By Blake Garrison
On July 2, tenants of Allegheny Housing Rehabilitation Corporation (AHRCO) and activists with the United Neighborhood Defense Movement (UNDM) rallied outside the corporation’s office to demand an end to slum conditions, rent collection, and eviction, as well as the firing of AHRCO slumlord Laquaya Maxwell and to publicize the case of Dominique, a wheelchair-bound AHRCO tenant with no ramp to her apartment.
Dominique could not attend because her son was sick with lead poisoning from their apartment’s pipes. She told Tribune of the People that her upstairs unit was supposed to be temporary until AHRCO found her ground-floor accommodations. It has now been three years, and AHRCO will not provide a ramp or allow UNDM activists to build one, saying “the state won’t let us” and “you can’t change the rules.”

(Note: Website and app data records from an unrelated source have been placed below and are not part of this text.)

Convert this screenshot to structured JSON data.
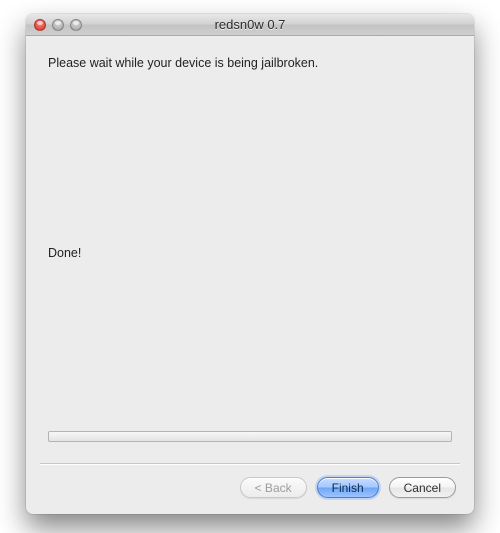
{
  "window": {
    "title": "redsn0w 0.7"
  },
  "content": {
    "instruction": "Please wait while your device is being jailbroken.",
    "status": "Done!"
  },
  "buttons": {
    "back": "< Back",
    "finish": "Finish",
    "cancel": "Cancel"
  }
}
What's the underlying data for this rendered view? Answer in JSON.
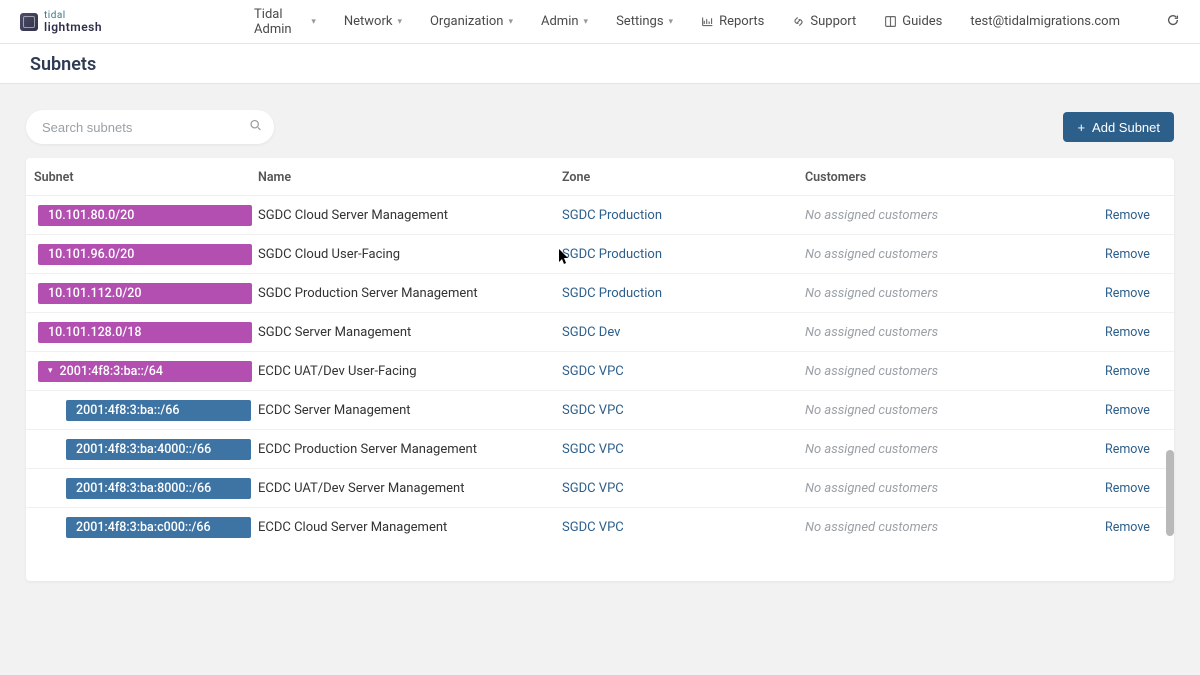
{
  "brand": {
    "line1": "tidal",
    "line2": "lightmesh"
  },
  "nav": {
    "tidal_admin": "Tidal Admin",
    "network": "Network",
    "organization": "Organization",
    "admin": "Admin",
    "settings": "Settings",
    "reports": "Reports",
    "support": "Support",
    "guides": "Guides",
    "user_email": "test@tidalmigrations.com"
  },
  "page_title": "Subnets",
  "search": {
    "placeholder": "Search subnets"
  },
  "add_subnet_label": "Add Subnet",
  "columns": {
    "subnet": "Subnet",
    "name": "Name",
    "zone": "Zone",
    "customers": "Customers"
  },
  "no_customers": "No assigned customers",
  "remove_label": "Remove",
  "rows": [
    {
      "cidr": "10.101.80.0/20",
      "name": "SGDC Cloud Server Management",
      "zone": "SGDC Production",
      "color": "purple",
      "child": false,
      "caret": false
    },
    {
      "cidr": "10.101.96.0/20",
      "name": "SGDC Cloud User-Facing",
      "zone": "SGDC Production",
      "color": "purple",
      "child": false,
      "caret": false
    },
    {
      "cidr": "10.101.112.0/20",
      "name": "SGDC Production Server Management",
      "zone": "SGDC Production",
      "color": "purple",
      "child": false,
      "caret": false
    },
    {
      "cidr": "10.101.128.0/18",
      "name": "SGDC Server Management",
      "zone": "SGDC Dev",
      "color": "purple",
      "child": false,
      "caret": false
    },
    {
      "cidr": "2001:4f8:3:ba::/64",
      "name": "ECDC UAT/Dev User-Facing",
      "zone": "SGDC VPC",
      "color": "purple",
      "child": false,
      "caret": true
    },
    {
      "cidr": "2001:4f8:3:ba::/66",
      "name": "ECDC Server Management",
      "zone": "SGDC VPC",
      "color": "blue",
      "child": true,
      "caret": false
    },
    {
      "cidr": "2001:4f8:3:ba:4000::/66",
      "name": "ECDC Production Server Management",
      "zone": "SGDC VPC",
      "color": "blue",
      "child": true,
      "caret": false
    },
    {
      "cidr": "2001:4f8:3:ba:8000::/66",
      "name": "ECDC UAT/Dev Server Management",
      "zone": "SGDC VPC",
      "color": "blue",
      "child": true,
      "caret": false
    },
    {
      "cidr": "2001:4f8:3:ba:c000::/66",
      "name": "ECDC Cloud Server Management",
      "zone": "SGDC VPC",
      "color": "blue",
      "child": true,
      "caret": false
    }
  ]
}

Dominique also fears for the health of her children because the apartment is infested with mice and mold. “They don’t fix nothing,” she said, “they claim that they don’t have the funds to do it. But they make sure to collect rent money every month.”
A supporter named Carmen addressed this injustice and the role of City Council, whose complicity allows AHRCO to abuse their tenants: “She should have ADA accommodations, but they won’t do it, they won’t give it to her. And this is a damn shame!”
Carmen also criticized Councilman Ricky Burgess, who she called “one of the biggest supporters of gentrification”:
“All he’s worried about is money in his pocket,” she said. “He’s worried about how much money he can get off of poor communities.”
AHRCO has a history of slum conditions and disinvestment. One supporter referenced the displacement of almost 80 AHRCO tenants last year when a fire destroyed their building on DeRaud Street. Although AHRCO attempted to blame the fire on a child, tenants said the real cause was exposed electrical wiring which maintenance wouldn’t fix. “And this is what the class struggle is,” the supporter said, “the class struggle is, we are fighting for our lives… while a handful of people are making money off our backs.”
Appalling conditions in housing and the treatment of tenants by landlords will only worsen as the new depression continues, but UNDM is gaining momentum as a united force of tenants, activists, and workers choosing to fight back. As the AHRCO tenants’ accounts show, there is no help to be found in pleading with landlords or appealing to elected officials within the capitalist system.